### WORK ITEM
Go through the records below and show every line with the string "JSON".

### GIVEN DATA
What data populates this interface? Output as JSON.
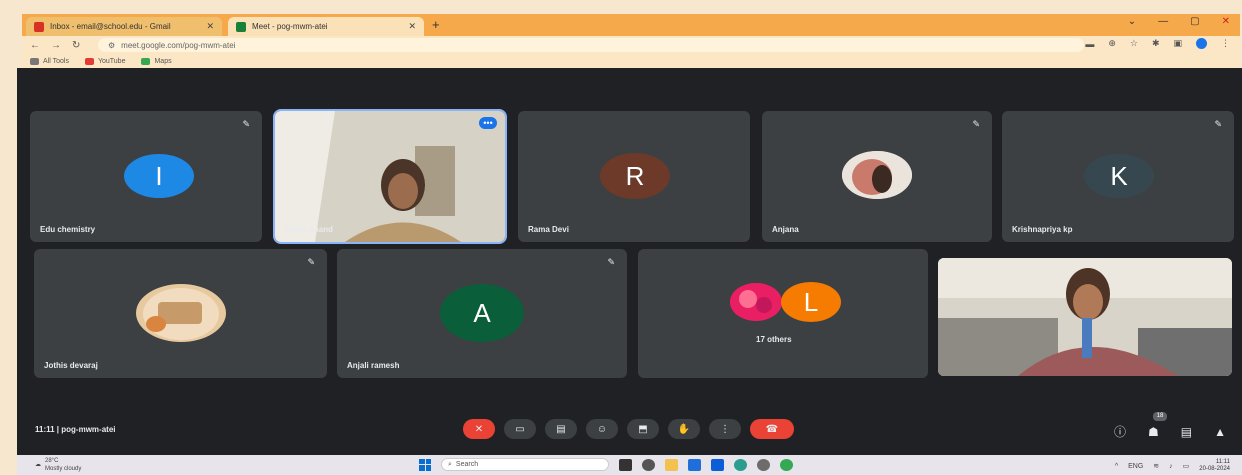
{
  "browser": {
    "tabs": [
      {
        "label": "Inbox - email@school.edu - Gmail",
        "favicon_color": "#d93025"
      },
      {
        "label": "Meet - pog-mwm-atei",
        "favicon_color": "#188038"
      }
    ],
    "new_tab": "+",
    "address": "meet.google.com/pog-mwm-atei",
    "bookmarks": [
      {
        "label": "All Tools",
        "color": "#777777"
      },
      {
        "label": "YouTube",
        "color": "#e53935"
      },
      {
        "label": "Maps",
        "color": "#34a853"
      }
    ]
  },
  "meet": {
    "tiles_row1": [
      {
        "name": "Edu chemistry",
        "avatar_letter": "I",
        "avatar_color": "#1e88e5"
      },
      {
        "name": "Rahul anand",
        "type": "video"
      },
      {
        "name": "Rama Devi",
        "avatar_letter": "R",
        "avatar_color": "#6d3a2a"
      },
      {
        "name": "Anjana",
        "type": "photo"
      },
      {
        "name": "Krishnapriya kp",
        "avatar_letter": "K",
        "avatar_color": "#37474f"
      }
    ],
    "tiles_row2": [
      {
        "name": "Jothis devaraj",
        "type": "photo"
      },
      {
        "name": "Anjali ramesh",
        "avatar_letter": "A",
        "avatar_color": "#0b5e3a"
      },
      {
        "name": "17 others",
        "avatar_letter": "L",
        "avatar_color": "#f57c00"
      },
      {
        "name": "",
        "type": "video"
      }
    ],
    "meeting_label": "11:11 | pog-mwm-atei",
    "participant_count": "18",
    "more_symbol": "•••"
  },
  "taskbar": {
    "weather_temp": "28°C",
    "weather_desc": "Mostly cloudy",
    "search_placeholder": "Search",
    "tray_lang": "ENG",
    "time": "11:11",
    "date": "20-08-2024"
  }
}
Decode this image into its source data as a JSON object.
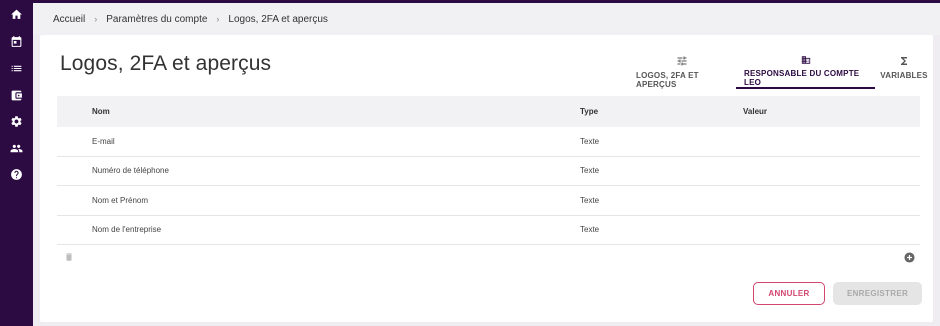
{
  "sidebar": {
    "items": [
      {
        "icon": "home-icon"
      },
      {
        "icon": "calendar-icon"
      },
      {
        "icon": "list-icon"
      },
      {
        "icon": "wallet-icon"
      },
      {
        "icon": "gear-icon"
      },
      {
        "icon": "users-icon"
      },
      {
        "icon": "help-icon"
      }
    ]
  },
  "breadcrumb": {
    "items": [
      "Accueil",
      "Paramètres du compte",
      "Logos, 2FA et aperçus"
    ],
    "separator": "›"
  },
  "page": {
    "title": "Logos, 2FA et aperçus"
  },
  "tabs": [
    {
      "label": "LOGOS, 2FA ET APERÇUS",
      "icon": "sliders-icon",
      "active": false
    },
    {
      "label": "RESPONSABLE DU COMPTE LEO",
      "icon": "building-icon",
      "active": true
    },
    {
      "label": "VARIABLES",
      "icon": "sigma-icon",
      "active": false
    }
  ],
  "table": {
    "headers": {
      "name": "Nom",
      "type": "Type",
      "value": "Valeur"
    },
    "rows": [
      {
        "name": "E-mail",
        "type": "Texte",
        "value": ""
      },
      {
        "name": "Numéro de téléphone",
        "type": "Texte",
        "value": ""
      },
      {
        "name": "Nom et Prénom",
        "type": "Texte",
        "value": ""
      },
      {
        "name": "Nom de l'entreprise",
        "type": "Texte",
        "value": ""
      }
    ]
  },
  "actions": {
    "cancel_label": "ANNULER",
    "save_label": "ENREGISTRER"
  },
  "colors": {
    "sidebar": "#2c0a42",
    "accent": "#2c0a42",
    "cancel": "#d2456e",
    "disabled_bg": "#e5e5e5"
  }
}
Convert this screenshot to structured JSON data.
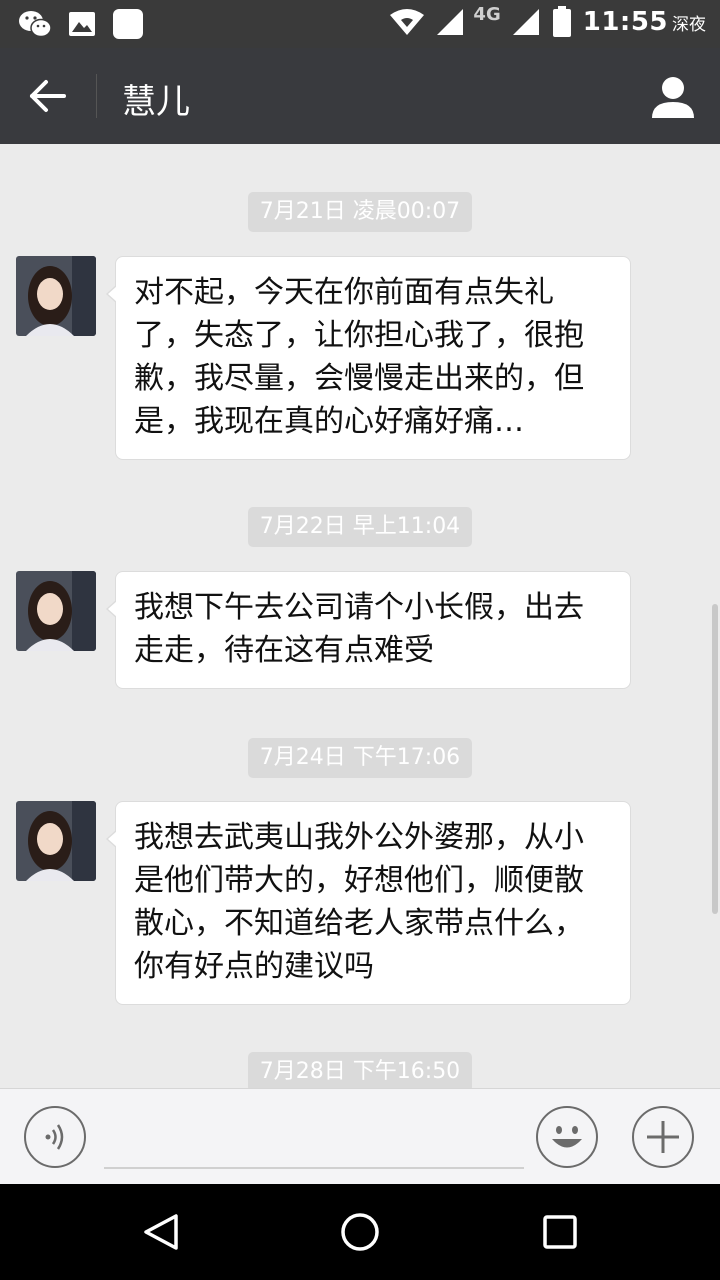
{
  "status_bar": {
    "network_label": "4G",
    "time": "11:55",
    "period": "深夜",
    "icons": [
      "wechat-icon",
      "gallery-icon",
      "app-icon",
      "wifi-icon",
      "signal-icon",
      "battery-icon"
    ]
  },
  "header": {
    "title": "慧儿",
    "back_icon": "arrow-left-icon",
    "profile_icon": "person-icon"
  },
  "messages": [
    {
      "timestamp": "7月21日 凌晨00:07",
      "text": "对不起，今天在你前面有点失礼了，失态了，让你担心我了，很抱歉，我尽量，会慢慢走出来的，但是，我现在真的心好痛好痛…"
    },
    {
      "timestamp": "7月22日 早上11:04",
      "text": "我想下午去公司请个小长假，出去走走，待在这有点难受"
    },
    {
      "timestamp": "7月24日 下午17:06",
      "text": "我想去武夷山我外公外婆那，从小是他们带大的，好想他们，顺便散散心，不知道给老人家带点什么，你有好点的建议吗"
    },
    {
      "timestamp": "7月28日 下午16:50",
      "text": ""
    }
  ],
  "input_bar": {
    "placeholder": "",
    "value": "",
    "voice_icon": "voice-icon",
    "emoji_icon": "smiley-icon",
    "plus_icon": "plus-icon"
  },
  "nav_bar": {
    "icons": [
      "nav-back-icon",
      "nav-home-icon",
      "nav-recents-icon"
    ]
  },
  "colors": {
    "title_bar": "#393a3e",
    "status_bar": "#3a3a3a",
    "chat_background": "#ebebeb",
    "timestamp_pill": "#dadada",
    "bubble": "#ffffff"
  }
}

### YOUR RESPONSE
What data populates this interface? Output as JSON.
Decode this image into its source data as a JSON object.
Convert this screenshot to structured JSON data.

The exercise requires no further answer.